In a manned submersible. In June 2013 Copley joined Japanese colleagues in one of the few craft that can carry people to depths of 5,000 metres, the Shinkai 6500, to investigate the hydrothermal vents in the Cayman Trough, 5 km below the Caribbean, between Jamaica and Cuba. “Although it looks like a 7-metre-long sub the bit that carries the people is actually a pressure-resisting titanium ball that’s 2 metres across on the inside. The titanium is 71.5 mm thick and if it were not perfectly spherical to within 1 millimetre it would not hold the pressure. It’s an incredibly precise piece of engineering,” Copley explains.

The Shinkai 6500 freefalls to just above the ocean floor – and then uses its own thrusters to explore the area. Bioluminescence in the creatures of the deep ensures that even at the seabed, 5 km down, there are some flashes of light in the gloom. What is most striking is how alien the landscape around the vents can look, Copley says. “That’s because the terrain has been shaped by very different forces to the features we are used to on land, like hills and valleys. That vast, dark landscape looks so different to anything we are used to. My nose was up against the porthole the whole time,” he says.

Networking geckos in a tropical forest

Name: Christopher Kaiser-Bunbury
Function: Network Ecologist

Name: Nancy Bunbury
Function: Conservation Biologist

Research site: Praslin Island, Seychelles

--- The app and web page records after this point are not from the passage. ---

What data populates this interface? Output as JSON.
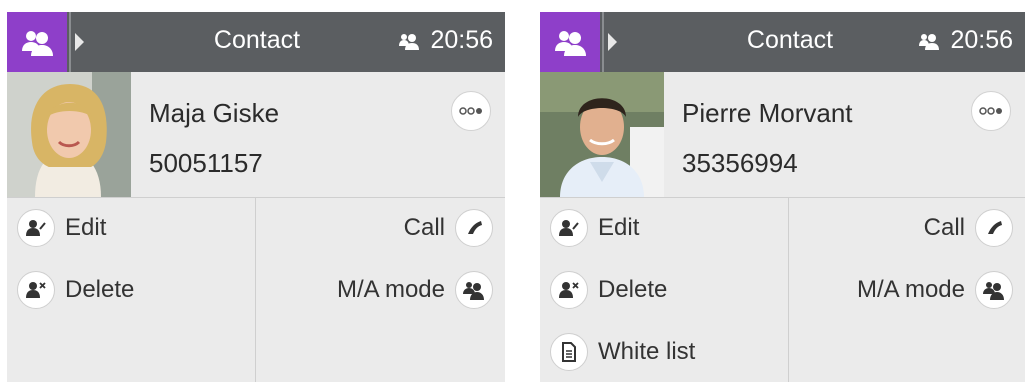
{
  "colors": {
    "accent": "#8e3fc9",
    "topbar": "#5b5e61",
    "panel": "#ebebeb"
  },
  "screens": [
    {
      "topbar": {
        "title": "Contact",
        "time": "20:56",
        "status_icon": "group-icon"
      },
      "contact": {
        "name": "Maja Giske",
        "number": "50051157"
      },
      "actions_left": [
        "Edit",
        "Delete"
      ],
      "actions_right": [
        "Call",
        "M/A mode"
      ]
    },
    {
      "topbar": {
        "title": "Contact",
        "time": "20:56",
        "status_icon": "group-icon"
      },
      "contact": {
        "name": "Pierre Morvant",
        "number": "35356994"
      },
      "actions_left": [
        "Edit",
        "Delete",
        "White list"
      ],
      "actions_right": [
        "Call",
        "M/A mode"
      ]
    }
  ]
}
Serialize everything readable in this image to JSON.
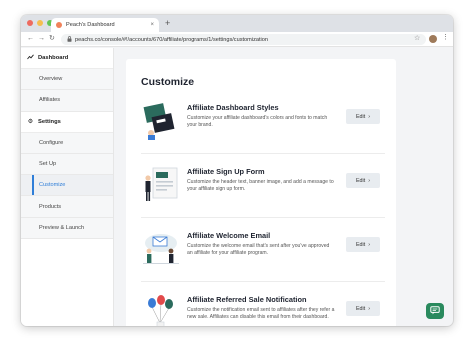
{
  "browser": {
    "tab_title": "Peach's Dashboard",
    "tab_close": "×",
    "new_tab": "+",
    "url": "peachs.co/console/#!/accounts/670/affiliate/programs/1/settings/customization",
    "back": "←",
    "forward": "→",
    "reload": "↻",
    "lock": "🔒",
    "star": "☆",
    "menu": "⋮",
    "traffic_lights": [
      "#ee6a5f",
      "#f5be4f",
      "#62c554"
    ]
  },
  "sidebar": {
    "sections": [
      {
        "label": "Dashboard",
        "icon": "chart-icon",
        "glyph": "∿",
        "items": [
          {
            "label": "Overview"
          },
          {
            "label": "Affiliates"
          }
        ]
      },
      {
        "label": "Settings",
        "icon": "gear-icon",
        "glyph": "⚙",
        "items": [
          {
            "label": "Configure"
          },
          {
            "label": "Set Up"
          },
          {
            "label": "Customize",
            "active": true
          },
          {
            "label": "Products"
          },
          {
            "label": "Preview & Launch"
          }
        ]
      }
    ]
  },
  "main": {
    "title": "Customize",
    "edit_label": "Edit",
    "edit_chevron": "›",
    "rows": [
      {
        "title": "Affiliate Dashboard Styles",
        "description": "Customize your affiliate dashboard's colors and fonts to match your brand."
      },
      {
        "title": "Affiliate Sign Up Form",
        "description": "Customize the header text, banner image, and add a message to your affiliate sign up form."
      },
      {
        "title": "Affiliate Welcome Email",
        "description": "Customize the welcome email that's sent after you've approved an affiliate for your affiliate program."
      },
      {
        "title": "Affiliate Referred Sale Notification",
        "description": "Customize the notification email sent to affiliates after they refer a new sale. Affiliates can disable this email from their dashboard."
      }
    ]
  },
  "colors": {
    "accent": "#2f7ed8",
    "brand_green": "#2a8a5e",
    "chrome": "#dee1e6"
  }
}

The question is whether ecological interactions among species – including humans – could threaten the fragile ecosystems and biodiversity in the tropical forests of the Vallée de Mai on island of Praslin, a UNESCO World Heritage Site in the Seychelles.

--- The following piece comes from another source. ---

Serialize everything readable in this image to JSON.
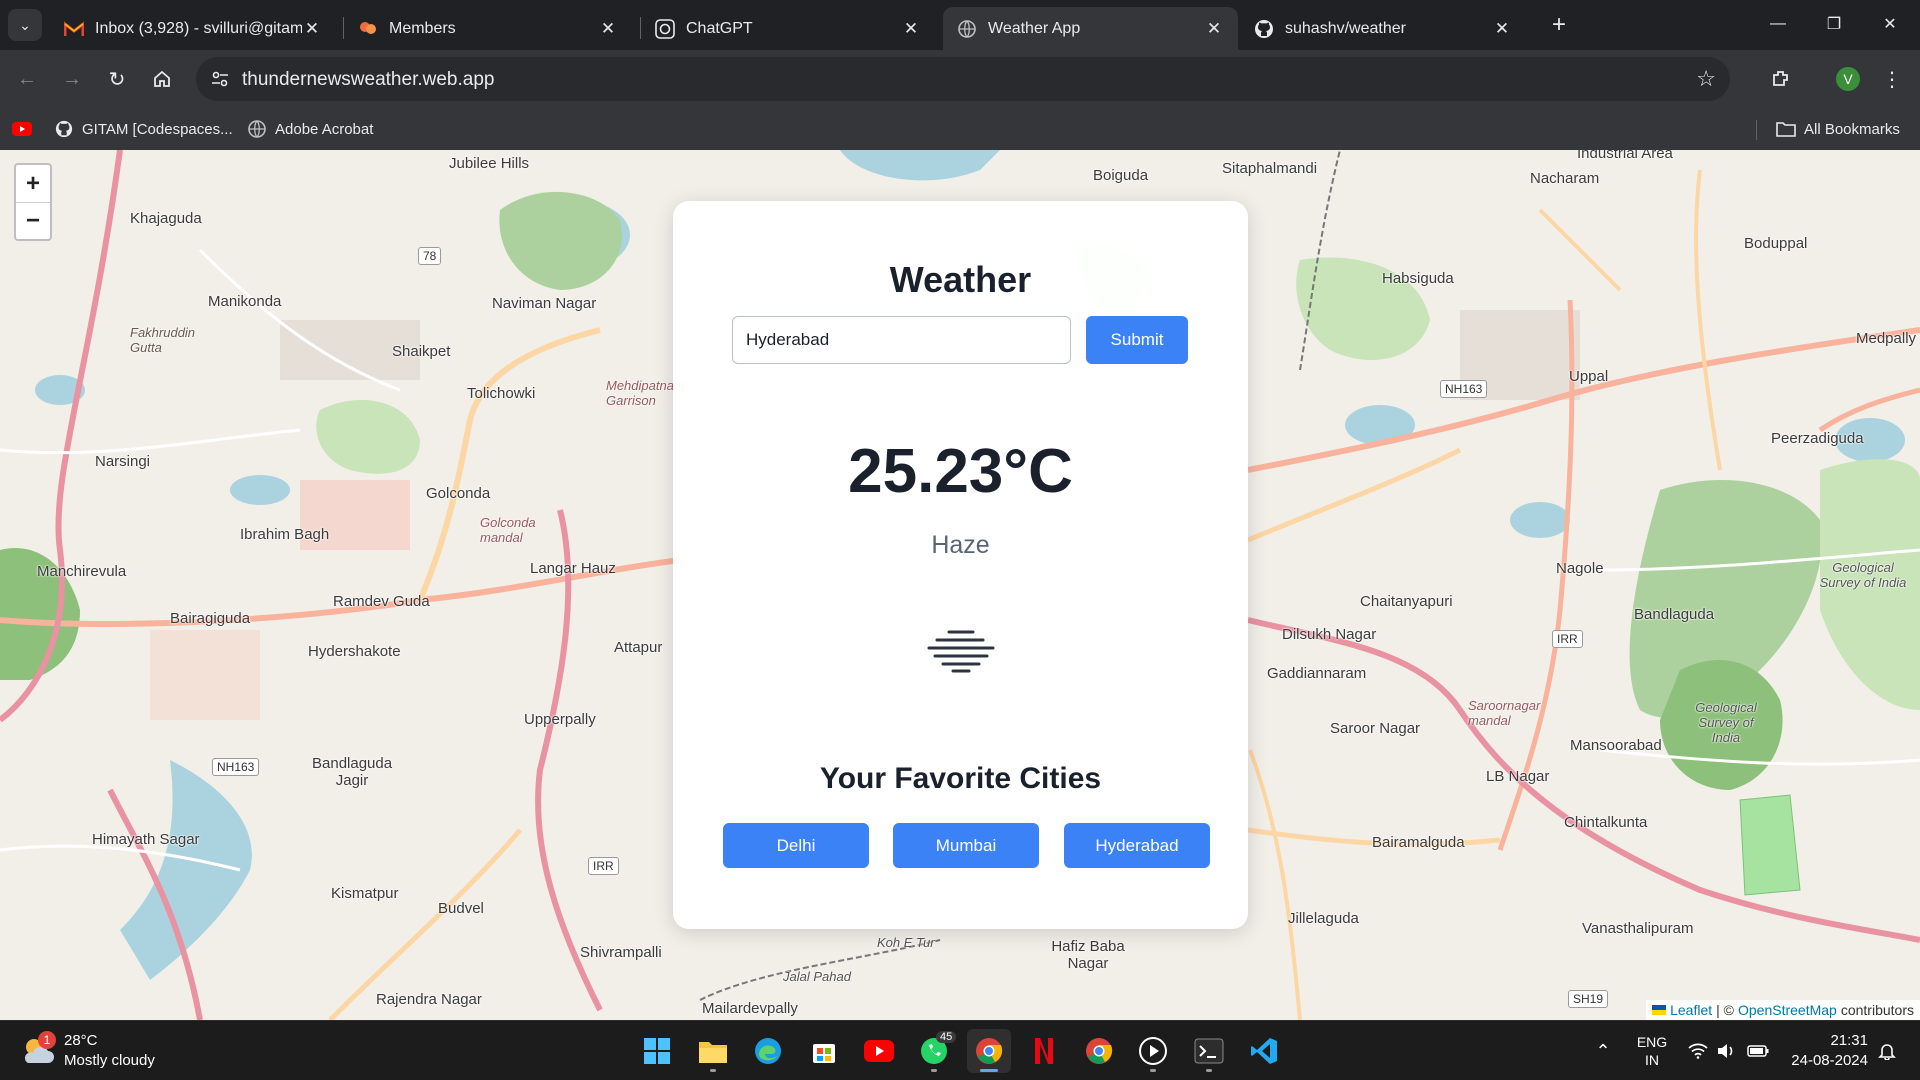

A major concern is the endangered coco de mer palm, Lodoicea maldivica, which produces a massive, talismanic fruit that looks like a double coconut. The fruit grows only on two islands in the Seychelles and is poached as an aphrodisiac; its loss would be a major biodiversity hit for the islands. The species has separate male and female trees, and scientists are trying to establish which creatures are its chief pollinators. “Something is transporting the pollen from tree to tree using bridges in the forest canopy and we want to know what that is,” says Christopher Kaiser-Bunbury, a network ecology expert at the Technical University of Darmstadt who researches the issues with his wife,

Seychelles science program coordinator Nancy Bunbury. The aim is to see what combinations of insects, birds and animals most effect pollination – and mapping that in the form of mathematical network interactions.


The researchers work in the tropical forests of the Seychelles for eight months of the year. It can be gruelling fieldwork with temperatures peaking above 50 °C, but with sudden three-hour tropical storms just as likely to leave them soaked and cold, he says. “I can lose 12 kg in a season and I am not a particularly big guy anyway,” Kaiser-Bunbury says. “It’s a lot offull-blast mountain work, day and night, and extremely strenuous.” Keeping hydrated, and with salty snacks at hand, is important. In addition to field ecology, however, the pair have also been testing some advanced ecotech.

Since one suspected coco de mer pollinator is the 30-cm-long giant gecko, the pair tested intelligent GPS radio tags developed by Microsoft Research to track it. These tags connect with each other to form a mesh network that relays messages through a chain of geckos, so researchers need to access only one critter’s tag to download data from many of them.

The tags are too heavy, however. “The 18-gram GPS tags need to be shrunk. The battery is the main issue,” says Kaiser-Bunbury. Next, he says, he would like to use drones to observe the Seychelles’ saltwater manatees, called dugongs. The noise of boats scares the dugongs away, so drones are ideal observation platforms as they are quiet at altitude. That will allow the researchers to check on dugong numbers, feeding habits and risks like the choking threat from the plastic micropollution caught up in the Indian Ocean’s swirling “gyre” current.